The economy is currently on solid footing, but the Class 8 market has fallen dramatically this year. With the economy expected to grow slightly better in 2017, can we expect this to translate into a better environment for new equipment orders for the truck OEMs and their suppliers? The answer is likely to be yes, but there are several risks that could change our expectations for 2017.

The Economy

The economy is currently on solid footing and GDP is expected to grow slightly over 2% in 2017. The real battles for the economy are likely to be for 2018 and beyond, although those battles will be fought in 2017. That’s when the new administration and Congress will make decisions on infrastructure stimulus, taxes, trade, and deficits.

  • How much stimulus is added to a full employment economy?
  • Will tax cuts affect the middle-class, as well as the wealthy?
  • How will all of this be paid for?
  • How will trade issues be handled?

These are important questions. Adding stimulus to a full-employment economy and importing inflation via trade tariffs leads to higher interest rates. This raises the probability of a recession down the road. It also could mean stronger growth in late 2017 and into 2018.

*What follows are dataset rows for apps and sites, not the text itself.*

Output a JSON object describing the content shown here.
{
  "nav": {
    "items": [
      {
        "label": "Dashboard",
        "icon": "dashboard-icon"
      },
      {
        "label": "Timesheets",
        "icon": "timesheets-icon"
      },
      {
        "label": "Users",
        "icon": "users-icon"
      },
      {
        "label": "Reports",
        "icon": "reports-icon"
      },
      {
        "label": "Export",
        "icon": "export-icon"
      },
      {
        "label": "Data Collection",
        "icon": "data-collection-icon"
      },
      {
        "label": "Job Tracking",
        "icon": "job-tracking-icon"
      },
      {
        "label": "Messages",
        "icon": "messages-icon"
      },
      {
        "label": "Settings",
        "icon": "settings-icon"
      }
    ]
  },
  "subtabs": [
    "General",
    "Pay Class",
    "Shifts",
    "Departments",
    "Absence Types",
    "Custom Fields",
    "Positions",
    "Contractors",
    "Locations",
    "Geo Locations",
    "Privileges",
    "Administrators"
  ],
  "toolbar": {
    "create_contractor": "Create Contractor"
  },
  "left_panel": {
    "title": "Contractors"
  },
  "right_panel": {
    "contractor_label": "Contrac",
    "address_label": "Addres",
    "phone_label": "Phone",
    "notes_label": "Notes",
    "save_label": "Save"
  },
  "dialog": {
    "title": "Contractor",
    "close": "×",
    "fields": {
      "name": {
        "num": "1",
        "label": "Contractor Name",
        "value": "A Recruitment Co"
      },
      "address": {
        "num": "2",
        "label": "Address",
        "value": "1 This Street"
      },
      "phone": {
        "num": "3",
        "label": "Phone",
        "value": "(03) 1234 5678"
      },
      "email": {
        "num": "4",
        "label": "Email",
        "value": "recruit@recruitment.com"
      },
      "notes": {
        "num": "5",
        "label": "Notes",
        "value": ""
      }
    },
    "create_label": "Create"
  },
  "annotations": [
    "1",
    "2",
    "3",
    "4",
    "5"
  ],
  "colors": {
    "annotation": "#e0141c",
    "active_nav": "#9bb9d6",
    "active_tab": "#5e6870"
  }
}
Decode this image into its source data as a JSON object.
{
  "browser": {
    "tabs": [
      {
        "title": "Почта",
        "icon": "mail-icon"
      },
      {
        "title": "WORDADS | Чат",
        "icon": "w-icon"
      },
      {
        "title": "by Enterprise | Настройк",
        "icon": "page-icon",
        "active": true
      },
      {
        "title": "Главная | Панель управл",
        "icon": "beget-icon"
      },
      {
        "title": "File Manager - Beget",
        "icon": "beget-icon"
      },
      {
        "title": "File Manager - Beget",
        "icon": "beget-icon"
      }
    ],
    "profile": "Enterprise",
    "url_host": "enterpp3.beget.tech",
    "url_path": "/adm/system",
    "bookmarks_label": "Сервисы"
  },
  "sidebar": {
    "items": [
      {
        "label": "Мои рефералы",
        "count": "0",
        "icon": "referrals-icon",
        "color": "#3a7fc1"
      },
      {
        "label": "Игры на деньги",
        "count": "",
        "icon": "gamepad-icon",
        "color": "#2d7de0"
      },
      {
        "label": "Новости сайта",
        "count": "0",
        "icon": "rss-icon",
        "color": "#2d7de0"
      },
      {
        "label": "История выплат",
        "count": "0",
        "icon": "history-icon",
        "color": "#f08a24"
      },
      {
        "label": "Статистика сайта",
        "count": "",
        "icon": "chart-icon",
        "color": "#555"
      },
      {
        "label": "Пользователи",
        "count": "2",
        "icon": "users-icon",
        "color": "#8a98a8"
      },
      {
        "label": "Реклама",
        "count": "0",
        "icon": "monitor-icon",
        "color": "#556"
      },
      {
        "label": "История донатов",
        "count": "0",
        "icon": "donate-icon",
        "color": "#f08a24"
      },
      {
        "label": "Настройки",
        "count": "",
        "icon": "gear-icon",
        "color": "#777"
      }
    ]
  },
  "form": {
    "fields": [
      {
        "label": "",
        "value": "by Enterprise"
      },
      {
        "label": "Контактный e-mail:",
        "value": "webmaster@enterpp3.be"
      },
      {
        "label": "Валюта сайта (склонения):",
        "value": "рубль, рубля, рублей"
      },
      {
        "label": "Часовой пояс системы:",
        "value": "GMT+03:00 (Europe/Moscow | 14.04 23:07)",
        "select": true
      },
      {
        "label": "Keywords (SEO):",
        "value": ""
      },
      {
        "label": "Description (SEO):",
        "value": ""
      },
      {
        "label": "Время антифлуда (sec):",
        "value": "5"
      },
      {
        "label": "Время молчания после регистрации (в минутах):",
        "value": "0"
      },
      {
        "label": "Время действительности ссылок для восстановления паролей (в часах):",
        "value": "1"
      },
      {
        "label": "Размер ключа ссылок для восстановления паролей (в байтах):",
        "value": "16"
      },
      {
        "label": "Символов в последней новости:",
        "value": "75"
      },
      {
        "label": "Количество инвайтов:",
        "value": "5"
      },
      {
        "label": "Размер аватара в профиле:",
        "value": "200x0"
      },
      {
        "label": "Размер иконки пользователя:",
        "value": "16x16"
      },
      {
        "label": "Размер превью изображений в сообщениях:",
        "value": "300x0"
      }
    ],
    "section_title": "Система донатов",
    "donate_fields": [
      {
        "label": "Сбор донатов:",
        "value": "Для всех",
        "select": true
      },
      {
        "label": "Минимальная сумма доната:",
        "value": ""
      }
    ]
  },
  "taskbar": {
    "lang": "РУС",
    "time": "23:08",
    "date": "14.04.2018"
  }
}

Trade is a wild card. The risk to economic growth could be minimal if the new administration targets specific industries. However, in the event of trade conflicts, the impact could be much larger and potentially dangerous to global growth.

Class 8 Trucks

Most of the risk for 2017 is centered on two key items: freight growth (which is tied to the economy) and implementation of the electronic logging devices (ELD) mandate.

Freight growth has been relatively modest over the last year and we expect that to continue into 2017. The good news is that we are finally seeing some positive data come out of the spot market. We are hopeful that this is an early indication of improved demand as we finish 2016 and start off 2017.

While the regulatory agenda is in the new administration’s bulls-eye, the likelihood that ELD implementation is removed or delayed significantly seems unlikely at this time. Non-finalized regulations will be quicker and easier targets to attack. The biggest question comes down to how fast small fleets implement this new device (actually, it’s mostly software) into their operations and how much it truly impacts their operations. Until now, we have only been able to estimate the impact based on their responses to surveys and our knowledge of their operations. Later this year we will start getting hard results as those operations finally implement ELDs en masse.

This does create a real upside potential for equipment demand if the productivity losses that we estimate do come to fruition. As long as freight growth continues, we should expect to see a significant tightening of capacity by the time the fall ordering season hits for new Class 8 trucks. Pay attention to September and October new truck orders; they will tell us a lot.